What needs to be done: Output the data in full. Keep every entry exactly as written.

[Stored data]
- - -

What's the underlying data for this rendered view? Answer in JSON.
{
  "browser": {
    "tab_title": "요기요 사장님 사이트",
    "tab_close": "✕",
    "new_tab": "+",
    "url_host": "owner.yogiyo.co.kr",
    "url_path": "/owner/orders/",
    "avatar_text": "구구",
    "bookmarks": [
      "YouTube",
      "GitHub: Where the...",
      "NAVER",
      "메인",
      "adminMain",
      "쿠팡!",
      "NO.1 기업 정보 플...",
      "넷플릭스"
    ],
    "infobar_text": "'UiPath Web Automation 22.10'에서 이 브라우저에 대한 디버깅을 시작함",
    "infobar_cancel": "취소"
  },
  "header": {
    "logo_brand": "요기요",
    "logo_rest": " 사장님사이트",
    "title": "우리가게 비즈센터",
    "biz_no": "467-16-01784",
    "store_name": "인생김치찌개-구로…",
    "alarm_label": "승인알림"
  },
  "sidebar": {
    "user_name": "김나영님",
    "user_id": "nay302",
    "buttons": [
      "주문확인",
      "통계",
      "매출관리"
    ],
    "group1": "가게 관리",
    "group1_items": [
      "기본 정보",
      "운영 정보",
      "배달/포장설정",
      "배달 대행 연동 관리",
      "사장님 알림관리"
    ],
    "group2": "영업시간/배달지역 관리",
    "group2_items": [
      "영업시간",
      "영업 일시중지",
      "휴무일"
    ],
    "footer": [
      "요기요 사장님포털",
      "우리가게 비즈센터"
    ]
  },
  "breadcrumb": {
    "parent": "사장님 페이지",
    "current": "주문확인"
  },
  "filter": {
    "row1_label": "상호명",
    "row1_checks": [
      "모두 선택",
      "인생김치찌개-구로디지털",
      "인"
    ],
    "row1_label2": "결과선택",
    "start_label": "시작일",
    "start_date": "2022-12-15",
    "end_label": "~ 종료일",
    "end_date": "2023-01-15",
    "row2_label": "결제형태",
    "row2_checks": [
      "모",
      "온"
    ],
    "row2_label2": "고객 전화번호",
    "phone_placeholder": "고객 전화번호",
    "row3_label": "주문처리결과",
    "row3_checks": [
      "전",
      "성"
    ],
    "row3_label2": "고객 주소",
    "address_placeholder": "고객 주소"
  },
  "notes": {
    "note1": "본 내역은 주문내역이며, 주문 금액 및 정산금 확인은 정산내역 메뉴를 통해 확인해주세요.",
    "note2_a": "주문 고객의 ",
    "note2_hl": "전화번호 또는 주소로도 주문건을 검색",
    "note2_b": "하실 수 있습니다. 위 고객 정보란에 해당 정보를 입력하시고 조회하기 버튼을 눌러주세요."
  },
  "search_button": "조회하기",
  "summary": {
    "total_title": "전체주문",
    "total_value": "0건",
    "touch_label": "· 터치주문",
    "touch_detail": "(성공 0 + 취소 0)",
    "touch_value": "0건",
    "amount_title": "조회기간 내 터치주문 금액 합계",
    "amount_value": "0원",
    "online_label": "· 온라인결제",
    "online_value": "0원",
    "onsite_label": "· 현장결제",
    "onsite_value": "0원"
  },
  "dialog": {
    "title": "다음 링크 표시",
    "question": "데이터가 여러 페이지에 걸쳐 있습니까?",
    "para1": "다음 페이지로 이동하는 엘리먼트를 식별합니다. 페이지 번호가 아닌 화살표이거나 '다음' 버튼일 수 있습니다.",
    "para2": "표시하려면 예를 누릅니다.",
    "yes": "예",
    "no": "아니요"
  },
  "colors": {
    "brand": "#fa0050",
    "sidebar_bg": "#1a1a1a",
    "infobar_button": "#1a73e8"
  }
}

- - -

Result of the exercise:
What's the underlying data for this rendered view? Answer in JSON.
{
  "browser": {
    "tab_title": "요기요 사장님 사이트",
    "tab_close": "✕",
    "new_tab": "+",
    "url_host": "owner.yogiyo.co.kr",
    "url_path": "/owner/orders/",
    "avatar_text": "구구",
    "bookmarks": [
      "YouTube",
      "GitHub: Where the...",
      "NAVER",
      "메인",
      "adminMain",
      "쿠팡!",
      "NO.1 기업 정보 플...",
      "넷플릭스"
    ],
    "infobar_text": "'UiPath Web Automation 22.10'에서 이 브라우저에 대한 디버깅을 시작함",
    "infobar_cancel": "취소"
  },
  "header": {
    "logo_brand": "요기요",
    "logo_rest": " 사장님사이트",
    "title": "우리가게 비즈센터",
    "biz_no": "467-16-01784",
    "store_name": "인생김치찌개-구로…",
    "alarm_label": "승인알림"
  },
  "sidebar": {
    "user_name": "김나영님",
    "user_id": "nay302",
    "buttons": [
      "주문확인",
      "통계",
      "매출관리"
    ],
    "group1": "가게 관리",
    "group1_items": [
      "기본 정보",
      "운영 정보",
      "배달/포장설정",
      "배달 대행 연동 관리",
      "사장님 알림관리"
    ],
    "group2": "영업시간/배달지역 관리",
    "group2_items": [
      "영업시간",
      "영업 일시중지",
      "휴무일"
    ],
    "footer": [
      "요기요 사장님포털",
      "우리가게 비즈센터"
    ]
  },
  "breadcrumb": {
    "parent": "사장님 페이지",
    "current": "주문확인"
  },
  "filter": {
    "row1_label": "상호명",
    "row1_checks": [
      "모두 선택",
      "인생김치찌개-구로디지털",
      "인"
    ],
    "row1_label2": "결과선택",
    "start_label": "시작일",
    "start_date": "2022-12-15",
    "end_label": "~ 종료일",
    "end_date": "2023-01-15",
    "row2_label": "결제형태",
    "row2_checks": [
      "모",
      "온"
    ],
    "row2_label2": "고객 전화번호",
    "phone_placeholder": "고객 전화번호",
    "row3_label": "주문처리결과",
    "row3_checks": [
      "전",
      "성"
    ],
    "row3_label2": "고객 주소",
    "address_placeholder": "고객 주소"
  },
  "notes": {
    "note1": "본 내역은 주문내역이며, 주문 금액 및 정산금 확인은 정산내역 메뉴를 통해 확인해주세요.",
    "note2_a": "주문 고객의 ",
    "note2_hl": "전화번호 또는 주소로도 주문건을 검색",
    "note2_b": "하실 수 있습니다. 위 고객 정보란에 해당 정보를 입력하시고 조회하기 버튼을 눌러주세요."
  },
  "search_button": "조회하기",
  "summary": {
    "total_title": "전체주문",
    "total_value": "0건",
    "touch_label": "· 터치주문",
    "touch_detail": "(성공 0 + 취소 0)",
    "touch_value": "0건",
    "amount_title": "조회기간 내 터치주문 금액 합계",
    "amount_value": "0원",
    "online_label": "· 온라인결제",
    "online_value": "0원",
    "onsite_label": "· 현장결제",
    "onsite_value": "0원"
  },
  "dialog": {
    "title": "다음 링크 표시",
    "question": "데이터가 여러 페이지에 걸쳐 있습니까?",
    "para1": "다음 페이지로 이동하는 엘리먼트를 식별합니다. 페이지 번호가 아닌 화살표이거나 '다음' 버튼일 수 있습니다.",
    "para2": "표시하려면 예를 누릅니다.",
    "yes": "예",
    "no": "아니요"
  },
  "colors": {
    "brand": "#fa0050",
    "sidebar_bg": "#1a1a1a",
    "infobar_button": "#1a73e8"
  }
}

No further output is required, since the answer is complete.